I want to visit. I want have sex with him, but I don’t know if the flirting is genuine. If it’s not, I definitely need to ask him to stop. At the same time, I’m tired of being the boundary police, the one who has to bring up all the serious stuff. I’m also dreading bringing it up since the last two times I brought it up he completely disappeared. If it happens again, do I keep letting him back into my life? Our relationship has meant so much to me over the years, I don’t want to cut him out. How do I even start this conversation? Again?
Dear Deja Vu,
Sweet baby jesus, you have a LOT going on here, girl.
The first thing I need to point out here is that you have not seen this person in fifteen years. Fifteen years. I know he seems quite attractive and interesting over text, email, and the phone, but things can be very different in person: is he comfortable in his own skin? Does he tip waitstaff well? Is he a road rage driver? Can he dance? These are things you’ll never know on g-chat, and could be deal breakers.
The thing is, I am getting the sense from your letter that nothing would be a deal breaker for you. You want to correct this past hurt that you’ve held onto for all these years, and you’ll jump at any chance to do so. It was not too much that when you expressed your desire for kids, he disappeared, or that he came back saying that he’s sterile, then vanished again. So far, this “relationship” is completely on his terms, and you are hanging on his every whim, like. . . well, like a teen with their first love.
It’s like you took a snapshot of him at that time, over a decade ago, and you’re in love with a photograph, not the real guy. You’re dying to get back that hormone fueled fusion the two of you shared, which, even then, was rooted in you pursuing and him distancing.
I understand your strong desire for a relationship — the part of your letter that was about your longing for love, fun, and sex was the most relatable piece. However, I have to be the un-fun boundaries holder that you no longer wish to be.
Reality is, none of your friends’ loves are as easy as they seem from the outside. Love is always messy, fraught with doubt, and everyone eventually has to do massive amounts of work to come to a good place with the other person.
To sum up, dear Deja Vu, Step One is to meet this guy. Go ahead, have sex with him, get all your curiosity and teenage dreams fulfilled. However, if there is even a glimmer of the pursuer-distancer pattern between you in person that you’ve established across the miles these past few months, run, Lola, run.
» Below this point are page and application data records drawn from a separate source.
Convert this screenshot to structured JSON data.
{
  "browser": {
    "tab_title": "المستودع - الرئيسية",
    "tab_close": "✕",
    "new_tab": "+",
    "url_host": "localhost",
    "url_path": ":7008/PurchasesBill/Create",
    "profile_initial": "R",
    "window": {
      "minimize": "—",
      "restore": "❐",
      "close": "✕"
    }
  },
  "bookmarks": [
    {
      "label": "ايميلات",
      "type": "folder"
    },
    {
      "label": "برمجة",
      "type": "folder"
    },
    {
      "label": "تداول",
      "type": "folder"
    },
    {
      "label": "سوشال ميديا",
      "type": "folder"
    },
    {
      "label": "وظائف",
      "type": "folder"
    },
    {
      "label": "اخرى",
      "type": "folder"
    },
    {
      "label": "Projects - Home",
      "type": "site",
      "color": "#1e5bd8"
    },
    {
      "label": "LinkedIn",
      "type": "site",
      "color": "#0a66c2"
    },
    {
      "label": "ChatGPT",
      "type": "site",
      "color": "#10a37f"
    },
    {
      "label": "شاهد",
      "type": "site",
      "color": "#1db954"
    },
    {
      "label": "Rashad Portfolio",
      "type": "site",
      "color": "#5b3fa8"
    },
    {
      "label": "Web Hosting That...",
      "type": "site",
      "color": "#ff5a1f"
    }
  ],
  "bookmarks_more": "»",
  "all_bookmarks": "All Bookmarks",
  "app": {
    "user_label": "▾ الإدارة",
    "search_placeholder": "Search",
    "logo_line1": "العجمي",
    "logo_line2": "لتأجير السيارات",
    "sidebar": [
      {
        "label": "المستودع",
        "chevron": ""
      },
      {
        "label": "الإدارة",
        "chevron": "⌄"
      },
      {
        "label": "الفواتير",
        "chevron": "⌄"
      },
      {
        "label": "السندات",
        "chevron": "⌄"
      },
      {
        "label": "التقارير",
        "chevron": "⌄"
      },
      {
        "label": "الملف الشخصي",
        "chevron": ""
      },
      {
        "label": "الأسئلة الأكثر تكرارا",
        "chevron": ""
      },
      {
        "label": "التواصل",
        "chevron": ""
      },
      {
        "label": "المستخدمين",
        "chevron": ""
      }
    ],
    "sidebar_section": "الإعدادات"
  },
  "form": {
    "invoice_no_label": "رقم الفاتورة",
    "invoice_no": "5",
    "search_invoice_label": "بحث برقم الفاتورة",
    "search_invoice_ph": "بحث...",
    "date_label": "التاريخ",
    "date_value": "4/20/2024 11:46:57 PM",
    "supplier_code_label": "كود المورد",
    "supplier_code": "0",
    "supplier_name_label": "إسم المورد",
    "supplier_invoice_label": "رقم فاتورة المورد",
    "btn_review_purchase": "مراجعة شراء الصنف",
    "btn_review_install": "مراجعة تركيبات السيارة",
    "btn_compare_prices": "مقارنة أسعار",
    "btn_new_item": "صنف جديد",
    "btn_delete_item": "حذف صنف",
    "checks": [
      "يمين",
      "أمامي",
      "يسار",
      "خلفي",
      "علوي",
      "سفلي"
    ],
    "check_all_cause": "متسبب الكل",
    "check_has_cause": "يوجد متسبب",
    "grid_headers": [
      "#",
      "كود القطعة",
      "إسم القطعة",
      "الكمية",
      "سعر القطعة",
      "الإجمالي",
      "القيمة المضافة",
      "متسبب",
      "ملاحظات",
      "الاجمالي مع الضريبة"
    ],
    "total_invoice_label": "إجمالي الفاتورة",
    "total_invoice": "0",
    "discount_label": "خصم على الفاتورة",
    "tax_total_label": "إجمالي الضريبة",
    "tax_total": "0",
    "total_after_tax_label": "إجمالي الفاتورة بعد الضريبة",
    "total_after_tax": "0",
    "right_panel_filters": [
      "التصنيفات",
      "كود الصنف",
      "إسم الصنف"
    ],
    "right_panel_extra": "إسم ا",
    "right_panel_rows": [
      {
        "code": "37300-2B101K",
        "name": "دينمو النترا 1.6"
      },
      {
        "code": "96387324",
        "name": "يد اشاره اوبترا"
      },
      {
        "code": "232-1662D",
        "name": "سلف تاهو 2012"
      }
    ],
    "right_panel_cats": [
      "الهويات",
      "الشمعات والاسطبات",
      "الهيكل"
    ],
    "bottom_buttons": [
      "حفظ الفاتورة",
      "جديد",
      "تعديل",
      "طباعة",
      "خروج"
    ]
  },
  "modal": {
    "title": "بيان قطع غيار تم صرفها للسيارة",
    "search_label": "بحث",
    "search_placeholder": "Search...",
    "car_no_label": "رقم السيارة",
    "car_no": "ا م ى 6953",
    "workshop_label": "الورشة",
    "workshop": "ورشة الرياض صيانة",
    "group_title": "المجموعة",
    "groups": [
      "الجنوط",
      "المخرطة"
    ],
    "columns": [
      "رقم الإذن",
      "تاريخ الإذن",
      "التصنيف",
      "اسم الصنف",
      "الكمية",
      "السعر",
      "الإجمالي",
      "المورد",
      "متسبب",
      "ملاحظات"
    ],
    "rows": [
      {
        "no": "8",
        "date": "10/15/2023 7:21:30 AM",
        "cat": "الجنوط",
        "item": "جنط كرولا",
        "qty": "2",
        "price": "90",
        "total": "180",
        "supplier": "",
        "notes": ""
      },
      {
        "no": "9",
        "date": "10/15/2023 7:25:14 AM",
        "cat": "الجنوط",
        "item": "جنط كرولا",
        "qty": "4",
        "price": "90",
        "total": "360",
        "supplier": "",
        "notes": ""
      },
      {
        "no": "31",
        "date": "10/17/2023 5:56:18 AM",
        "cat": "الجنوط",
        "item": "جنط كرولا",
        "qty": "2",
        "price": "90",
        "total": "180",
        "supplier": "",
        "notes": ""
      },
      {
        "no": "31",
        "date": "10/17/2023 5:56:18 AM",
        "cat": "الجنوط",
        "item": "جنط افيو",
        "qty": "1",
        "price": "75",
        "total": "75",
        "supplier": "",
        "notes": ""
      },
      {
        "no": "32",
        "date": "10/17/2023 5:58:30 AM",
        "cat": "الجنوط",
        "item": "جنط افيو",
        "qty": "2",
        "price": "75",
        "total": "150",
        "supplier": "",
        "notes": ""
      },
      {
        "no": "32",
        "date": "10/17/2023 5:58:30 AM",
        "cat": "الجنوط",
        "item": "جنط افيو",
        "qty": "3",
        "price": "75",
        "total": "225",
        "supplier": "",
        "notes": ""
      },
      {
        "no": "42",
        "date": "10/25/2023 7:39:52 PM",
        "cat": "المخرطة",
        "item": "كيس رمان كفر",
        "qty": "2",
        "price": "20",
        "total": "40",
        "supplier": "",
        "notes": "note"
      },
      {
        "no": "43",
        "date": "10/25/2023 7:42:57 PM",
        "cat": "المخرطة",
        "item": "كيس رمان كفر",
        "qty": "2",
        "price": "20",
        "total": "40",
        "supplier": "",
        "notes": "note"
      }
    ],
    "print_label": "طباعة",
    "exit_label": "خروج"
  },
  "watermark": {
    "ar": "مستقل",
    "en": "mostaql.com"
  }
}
You don’t want to spend your life offering him things just so he can turn them down.
I know you want a relationship with a long-term partner. However, don’t settle for Old Flame if it turns out he’s really just looking for a flash in the pan.